BLOOD ATONEMENT - Dan Waddell
Okay so I'm a bit of a fan - which after two books is quite an achievement. It's probably a little bit to do with the basic premise of genealogy being used to solve crimes (family tree research being an investigation in its own right after all), but mostly it's because Dan Waddell really can tell a bit of a tale.
There is a serial killer theme to BLOOD ATONEMENT, although initially it's only Detective Grant Foster who sees the parallels between the death of Katie Drake, and the disappearance of her 14 year old daughter, and a case 3 years earlier. But do not let that put you off, this isn't your standard mad, bad, feral serial killer.

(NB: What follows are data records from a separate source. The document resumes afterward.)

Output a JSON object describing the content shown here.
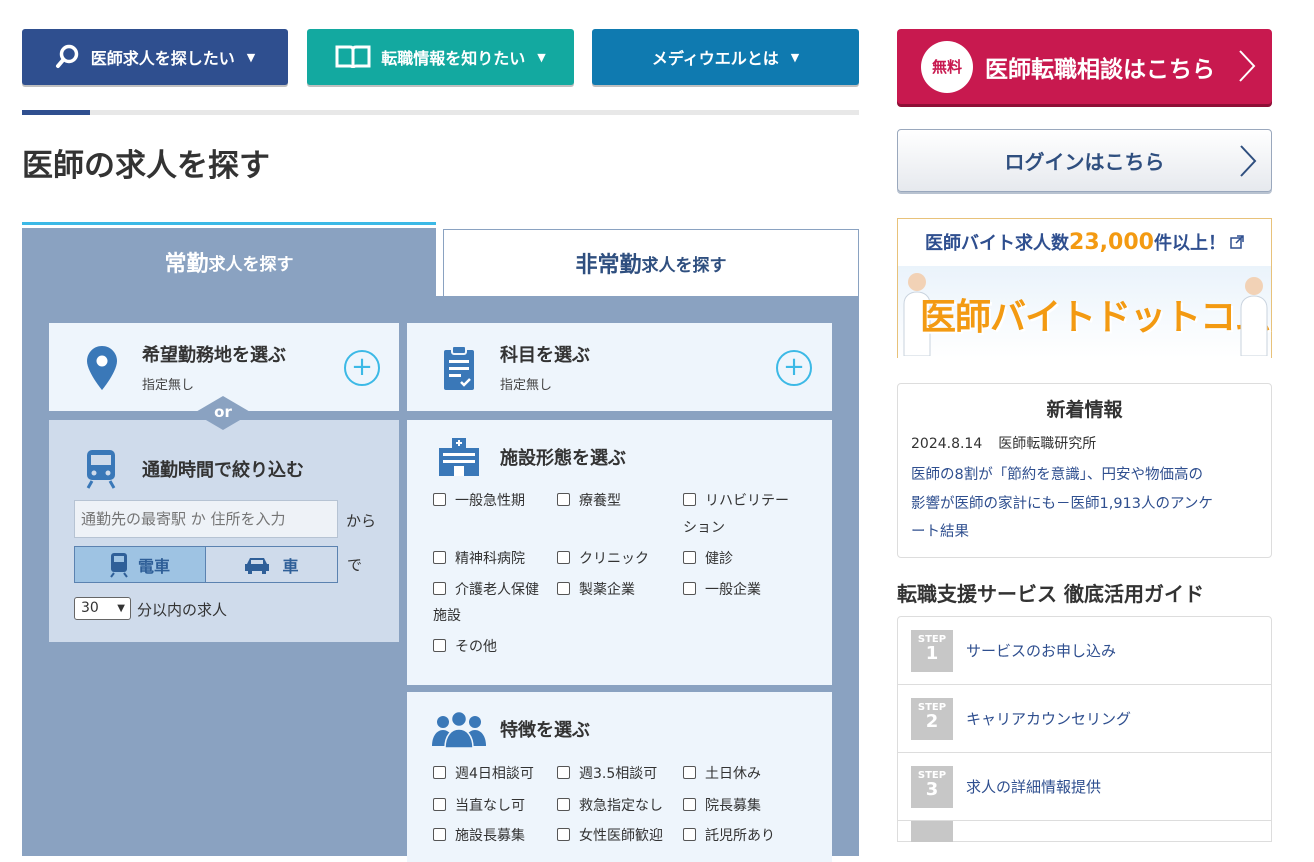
{
  "nav": {
    "search_jobs": "医師求人を探したい",
    "career_info": "転職情報を知りたい",
    "about": "メディウエルとは"
  },
  "cta": {
    "free_badge": "無料",
    "consult": "医師転職相談はこちら",
    "login": "ログインはこちら"
  },
  "page": {
    "title": "医師の求人を探す"
  },
  "tabs": {
    "fulltime_big": "常勤",
    "fulltime_small": "求人を探す",
    "parttime_big": "非常勤",
    "parttime_small": "求人を探す"
  },
  "location": {
    "title": "希望勤務地を選ぶ",
    "sub": "指定無し",
    "or": "or"
  },
  "department": {
    "title": "科目を選ぶ",
    "sub": "指定無し"
  },
  "commute": {
    "title": "通勤時間で絞り込む",
    "placeholder": "通勤先の最寄駅 か 住所を入力",
    "from": "から",
    "train": "電車",
    "car": "車",
    "de": "で",
    "minutes": "30",
    "within": "分以内の求人"
  },
  "facility": {
    "title": "施設形態を選ぶ",
    "options": [
      "一般急性期",
      "療養型",
      "リハビリテー",
      "ション",
      "精神科病院",
      "クリニック",
      "健診",
      "介護老人保健",
      "施設",
      "製薬企業",
      "一般企業",
      "その他"
    ]
  },
  "features": {
    "title": "特徴を選ぶ",
    "options": [
      "週4日相談可",
      "週3.5相談可",
      "土日休み",
      "当直なし可",
      "救急指定なし",
      "院長募集",
      "施設長募集",
      "女性医師歓迎",
      "託児所あり"
    ]
  },
  "banner": {
    "text1": "医師バイト求人数",
    "count": "23,000",
    "text2": "件以上！",
    "logo": "医師バイトドットコム"
  },
  "news": {
    "heading": "新着情報",
    "date": "2024.8.14",
    "source": "医師転職研究所",
    "line1": "医師の8割が「節約を意識」、円安や物価高の",
    "line2": "影響が医師の家計にも－医師1,913人のアンケ",
    "line3": "ート結果"
  },
  "guide": {
    "heading": "転職支援サービス 徹底活用ガイド",
    "step_label": "STEP",
    "steps": [
      {
        "num": "1",
        "label": "サービスのお申し込み"
      },
      {
        "num": "2",
        "label": "キャリアカウンセリング"
      },
      {
        "num": "3",
        "label": "求人の詳細情報提供"
      }
    ]
  },
  "colors": {
    "navy": "#2f4f8f",
    "teal": "#13a9a0",
    "blue": "#0f7ab0",
    "crimson": "#c8194f",
    "panel": "#8aa2c1",
    "accent": "#3cb9e6",
    "orange": "#f39a12"
  }
}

After Foster asks genealogist Nigel Barnes to look into the family history of these girls, the reason for this killer selecting his victims is finally resolved. It's the family tree research that gives Foster the leads he needs.
It's a real testament to the writing of Waddell that makes the idea of a consultant genealogist perfectly acceptable, it's the methodology in researching the past that makes for some of the real standouts of BLOOD ATONEMENT.
Whilst BLOOD ATONEMENT (and the earlier book THE BLOOD DETECTIVE) are effectively police procedurals, it's undoubtedly the spin of genealogy that creates the interest in these books. Having said that, at no stage does it seem like a trick or shtick or anything designed to make the books that little bit different. Instead the use of Nigel's skills seems seamless, makes sense.
Someone killed Katie Drake, a single mother living in Queen's Park, and abducted her 14-year-old daughter. Detective Grant Foster sees chilling parallels with the disappearance of a teenager 3 years earlier. He calls on genealogist Nigel to piece together the links between the families of the two girls. The trail leads Nigel back to 1890.